# Directions for this task
Print all of the data below exactly as it appears, leaving out every image.

>>

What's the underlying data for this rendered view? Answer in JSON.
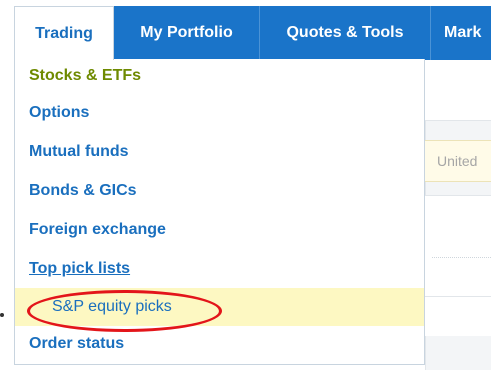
{
  "nav": {
    "tabs": [
      {
        "label": "Trading",
        "active": true
      },
      {
        "label": "My Portfolio"
      },
      {
        "label": "Quotes & Tools"
      },
      {
        "label": "Mark"
      }
    ]
  },
  "dropdown": {
    "items": [
      {
        "label": "Stocks & ETFs"
      },
      {
        "label": "Options"
      },
      {
        "label": "Mutual funds"
      },
      {
        "label": "Bonds & GICs"
      },
      {
        "label": "Foreign exchange"
      },
      {
        "label": "Top pick lists"
      },
      {
        "label": "S&P equity picks",
        "sub": true,
        "highlighted": true
      },
      {
        "label": "Order status"
      }
    ]
  },
  "background": {
    "field_text": "United"
  },
  "colors": {
    "nav_blue": "#1a74c9",
    "link_blue": "#1a6fbe",
    "active_green": "#6e8a00",
    "highlight_yellow": "#fdf8c2",
    "annotation_red": "#e3151a"
  }
}
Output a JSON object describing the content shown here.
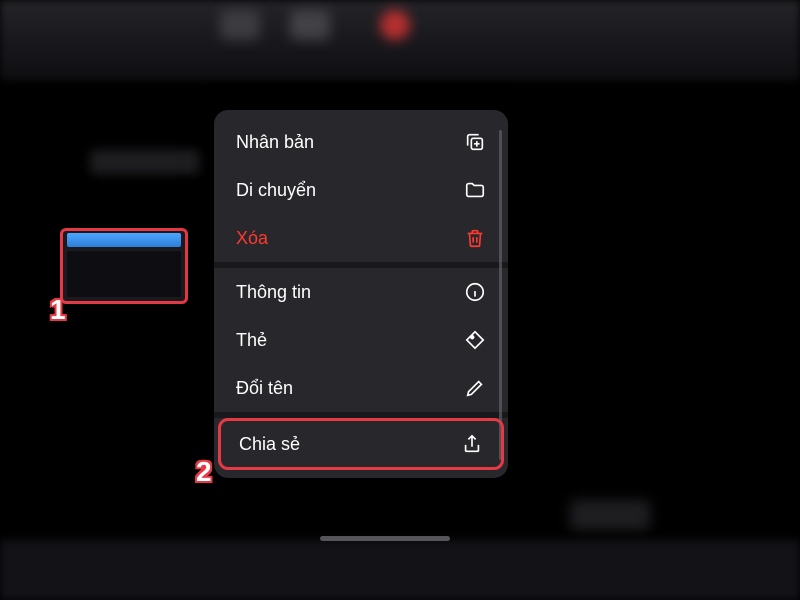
{
  "callouts": {
    "one": "1",
    "two": "2"
  },
  "menu": {
    "duplicate": "Nhân bản",
    "move": "Di chuyển",
    "delete": "Xóa",
    "info": "Thông tin",
    "tag": "Thẻ",
    "rename": "Đổi tên",
    "share": "Chia sẻ"
  },
  "colors": {
    "destructive": "#ff3a30",
    "highlight": "#e63946",
    "menu_bg": "rgba(40,40,45,0.97)"
  }
}
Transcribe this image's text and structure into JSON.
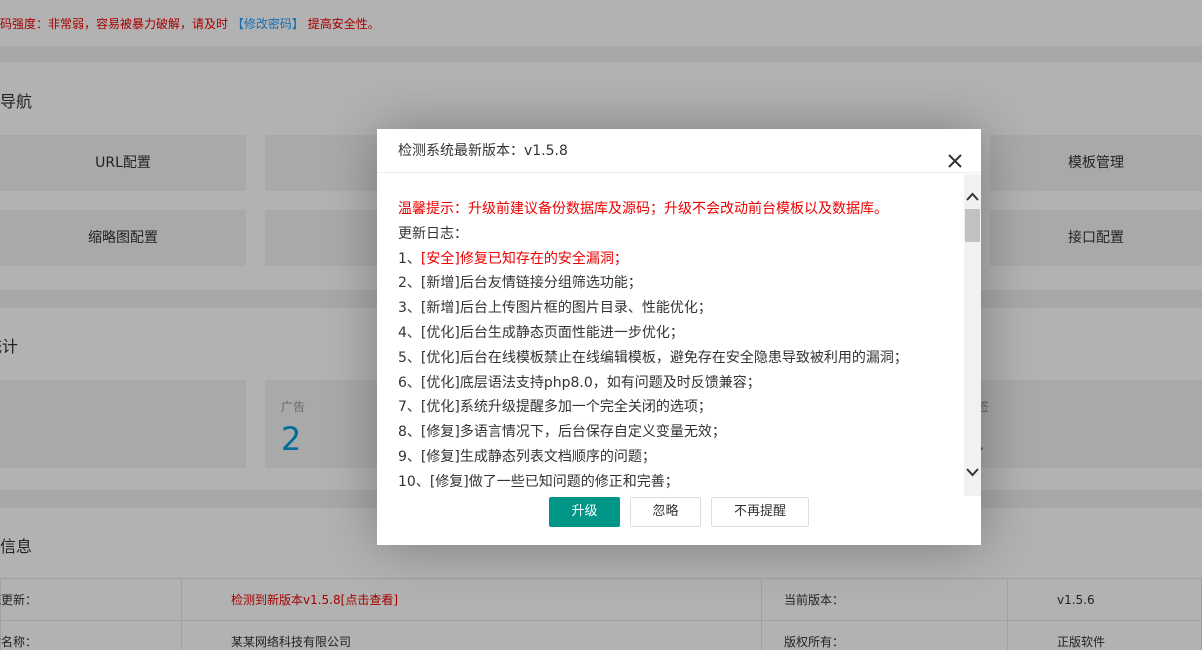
{
  "page": {
    "warning": {
      "prefix": "密码强度：非常弱，容易被暴力破解，请及时",
      "link": "【修改密码】",
      "suffix": "提高安全性。"
    },
    "nav_section": {
      "title": "快捷导航",
      "tiles": [
        "URL配置",
        "模板管理",
        "缩略图配置",
        "接口配置"
      ]
    },
    "stats_section": {
      "title": "统计",
      "tiles": [
        {
          "label": "广告",
          "value": "2"
        },
        {
          "label": "标签",
          "value": "1"
        }
      ]
    },
    "info_section": {
      "title": "系统信息",
      "rows": [
        {
          "label": "系统更新：",
          "value": "检测到新版本v1.5.8[点击查看]",
          "label2": "当前版本：",
          "value2": "v1.5.6"
        },
        {
          "label": "网站名称：",
          "value": "某某网络科技有限公司",
          "label2": "版权所有：",
          "value2": "正版软件"
        }
      ]
    }
  },
  "dialog": {
    "title": "检测系统最新版本：v1.5.8",
    "notice": "温馨提示：升级前建议备份数据库及源码；升级不会改动前台模板以及数据库。",
    "log_heading": "更新日志：",
    "first_item_prefix": "1、",
    "first_item_text": "[安全]修复已知存在的安全漏洞；",
    "items": [
      "2、[新增]后台友情链接分组筛选功能；",
      "3、[新增]后台上传图片框的图片目录、性能优化；",
      "4、[优化]后台生成静态页面性能进一步优化；",
      "5、[优化]后台在线模板禁止在线编辑模板，避免存在安全隐患导致被利用的漏洞；",
      "6、[优化]底层语法支持php8.0，如有问题及时反馈兼容；",
      "7、[优化]系统升级提醒多加一个完全关闭的选项；",
      "8、[修复]多语言情况下，后台保存自定义变量无效；",
      "9、[修复]生成静态列表文档顺序的问题；",
      "10、[修复]做了一些已知问题的修正和完善；"
    ],
    "buttons": {
      "upgrade": "升级",
      "ignore": "忽略",
      "never": "不再提醒"
    }
  },
  "colors": {
    "primary": "#009688",
    "danger": "#ee0000",
    "link": "#1e9fff",
    "stat": "#009fd9"
  }
}
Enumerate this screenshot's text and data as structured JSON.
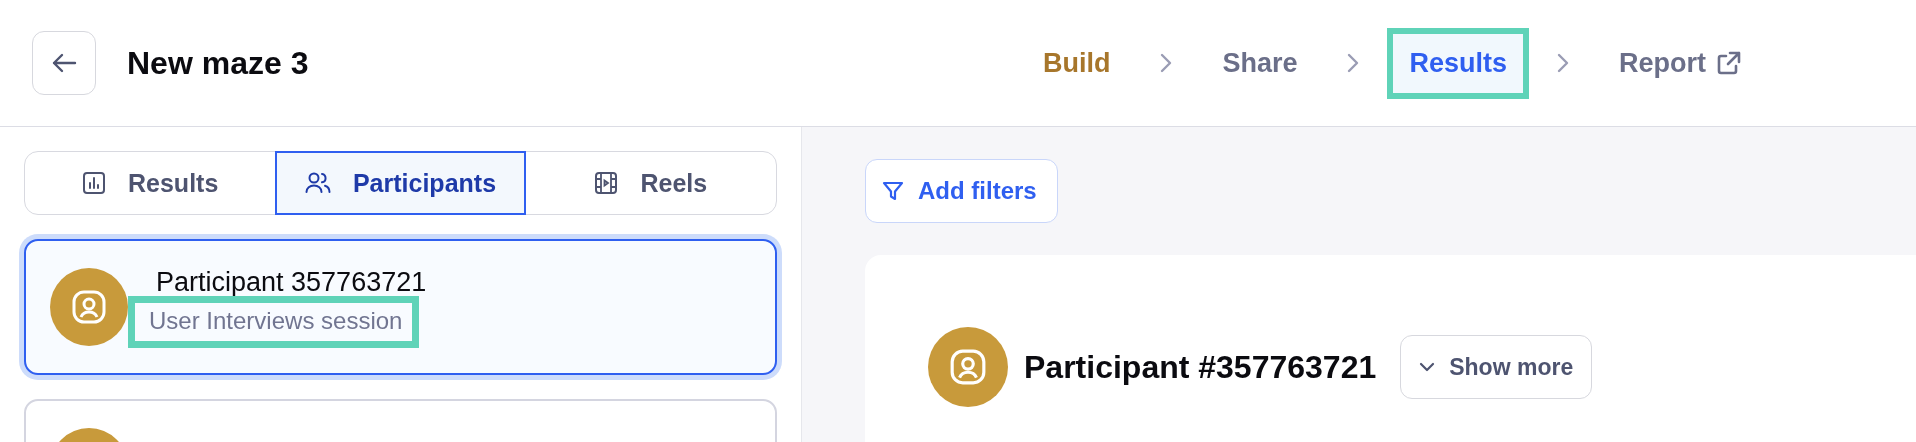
{
  "header": {
    "title": "New maze 3",
    "steps": [
      {
        "label": "Build",
        "kind": "done",
        "selected": false,
        "highlighted": false,
        "external": false
      },
      {
        "label": "Share",
        "kind": "todo",
        "selected": false,
        "highlighted": false,
        "external": false
      },
      {
        "label": "Results",
        "kind": "todo",
        "selected": true,
        "highlighted": true,
        "external": false
      },
      {
        "label": "Report",
        "kind": "todo",
        "selected": false,
        "highlighted": false,
        "external": true
      }
    ]
  },
  "sidebar": {
    "tabs": [
      {
        "label": "Results",
        "kind": "chart",
        "selected": false
      },
      {
        "label": "Participants",
        "kind": "people",
        "selected": true
      },
      {
        "label": "Reels",
        "kind": "film",
        "selected": false
      }
    ],
    "participants": [
      {
        "name": "Participant 357763721",
        "subtitle": "User Interviews session",
        "selected": true,
        "subtitle_highlighted": true
      },
      {
        "selected": false
      }
    ]
  },
  "main": {
    "filter_button": "Add filters",
    "participant_title": "Participant #357763721",
    "show_more": "Show more"
  }
}
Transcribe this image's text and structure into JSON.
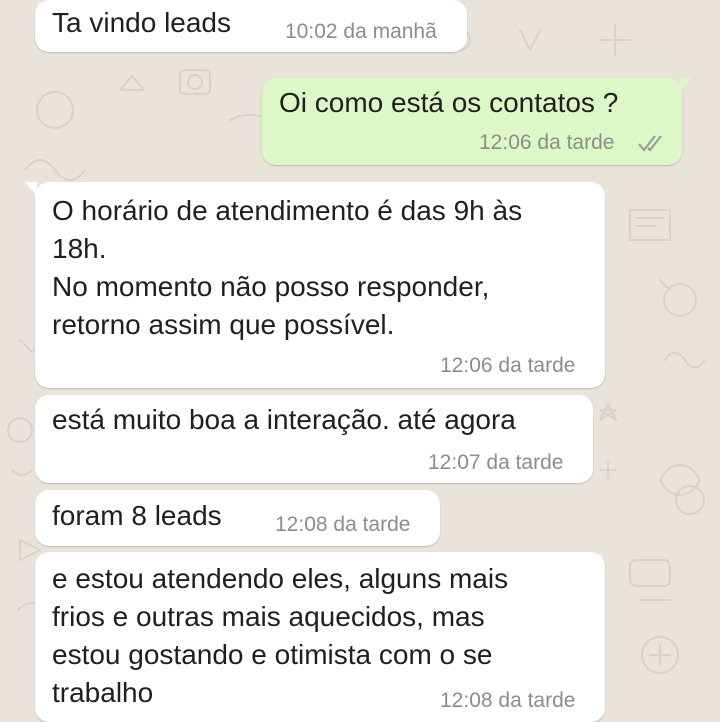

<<

# Solution to the exercise
What's the underlying data for this rendered view? Answer in JSON.
{
  "nav": {
    "tabs": [
      {
        "label": "Trading",
        "active": true
      },
      {
        "label": "My Portfolio"
      },
      {
        "label": "Quotes & Tools"
      },
      {
        "label": "Mark"
      }
    ]
  },
  "dropdown": {
    "items": [
      {
        "label": "Stocks & ETFs"
      },
      {
        "label": "Options"
      },
      {
        "label": "Mutual funds"
      },
      {
        "label": "Bonds & GICs"
      },
      {
        "label": "Foreign exchange"
      },
      {
        "label": "Top pick lists"
      },
      {
        "label": "S&P equity picks",
        "sub": true,
        "highlighted": true
      },
      {
        "label": "Order status"
      }
    ]
  },
  "background": {
    "field_text": "United"
  },
  "colors": {
    "nav_blue": "#1a74c9",
    "link_blue": "#1a6fbe",
    "active_green": "#6e8a00",
    "highlight_yellow": "#fdf8c2",
    "annotation_red": "#e3151a"
  }
}
Output a JSON object describing the content shown here.
{
  "callouts": {
    "one": "1",
    "two": "2"
  },
  "menu": {
    "duplicate": "Nhân bản",
    "move": "Di chuyển",
    "delete": "Xóa",
    "info": "Thông tin",
    "tag": "Thẻ",
    "rename": "Đổi tên",
    "share": "Chia sẻ"
  },
  "colors": {
    "destructive": "#ff3a30",
    "highlight": "#e63946",
    "menu_bg": "rgba(40,40,45,0.97)"
  }
}
Transcribe this image's text and structure into JSON.
{
  "page": {
    "warning": {
      "prefix": "密码强度：非常弱，容易被暴力破解，请及时",
      "link": "【修改密码】",
      "suffix": "提高安全性。"
    },
    "nav_section": {
      "title": "快捷导航",
      "tiles": [
        "URL配置",
        "模板管理",
        "缩略图配置",
        "接口配置"
      ]
    },
    "stats_section": {
      "title": "统计",
      "tiles": [
        {
          "label": "广告",
          "value": "2"
        },
        {
          "label": "标签",
          "value": "1"
        }
      ]
    },
    "info_section": {
      "title": "系统信息",
      "rows": [
        {
          "label": "系统更新：",
          "value": "检测到新版本v1.5.8[点击查看]",
          "label2": "当前版本：",
          "value2": "v1.5.6"
        },
        {
          "label": "网站名称：",
          "value": "某某网络科技有限公司",
          "label2": "版权所有：",
          "value2": "正版软件"
        }
      ]
    }
  },
  "dialog": {
    "title": "检测系统最新版本：v1.5.8",
    "notice": "温馨提示：升级前建议备份数据库及源码；升级不会改动前台模板以及数据库。",
    "log_heading": "更新日志：",
    "first_item_prefix": "1、",
    "first_item_text": "[安全]修复已知存在的安全漏洞；",
    "items": [
      "2、[新增]后台友情链接分组筛选功能；",
      "3、[新增]后台上传图片框的图片目录、性能优化；",
      "4、[优化]后台生成静态页面性能进一步优化；",
      "5、[优化]后台在线模板禁止在线编辑模板，避免存在安全隐患导致被利用的漏洞；",
      "6、[优化]底层语法支持php8.0，如有问题及时反馈兼容；",
      "7、[优化]系统升级提醒多加一个完全关闭的选项；",
      "8、[修复]多语言情况下，后台保存自定义变量无效；",
      "9、[修复]生成静态列表文档顺序的问题；",
      "10、[修复]做了一些已知问题的修正和完善；"
    ],
    "buttons": {
      "upgrade": "升级",
      "ignore": "忽略",
      "never": "不再提醒"
    }
  },
  "colors": {
    "primary": "#009688",
    "danger": "#ee0000",
    "link": "#1e9fff",
    "stat": "#009fd9"
  }
}
Enumerate this screenshot's text and data as structured JSON.
{
  "header": {
    "title": "New maze 3",
    "steps": [
      {
        "label": "Build",
        "kind": "done",
        "selected": false,
        "highlighted": false,
        "external": false
      },
      {
        "label": "Share",
        "kind": "todo",
        "selected": false,
        "highlighted": false,
        "external": false
      },
      {
        "label": "Results",
        "kind": "todo",
        "selected": true,
        "highlighted": true,
        "external": false
      },
      {
        "label": "Report",
        "kind": "todo",
        "selected": false,
        "highlighted": false,
        "external": true
      }
    ]
  },
  "sidebar": {
    "tabs": [
      {
        "label": "Results",
        "kind": "chart",
        "selected": false
      },
      {
        "label": "Participants",
        "kind": "people",
        "selected": true
      },
      {
        "label": "Reels",
        "kind": "film",
        "selected": false
      }
    ],
    "participants": [
      {
        "name": "Participant 357763721",
        "subtitle": "User Interviews session",
        "selected": true,
        "subtitle_highlighted": true
      },
      {
        "selected": false
      }
    ]
  },
  "main": {
    "filter_button": "Add filters",
    "participant_title": "Participant #357763721",
    "show_more": "Show more"
  }
}
Transcribe this image's text and structure into JSON.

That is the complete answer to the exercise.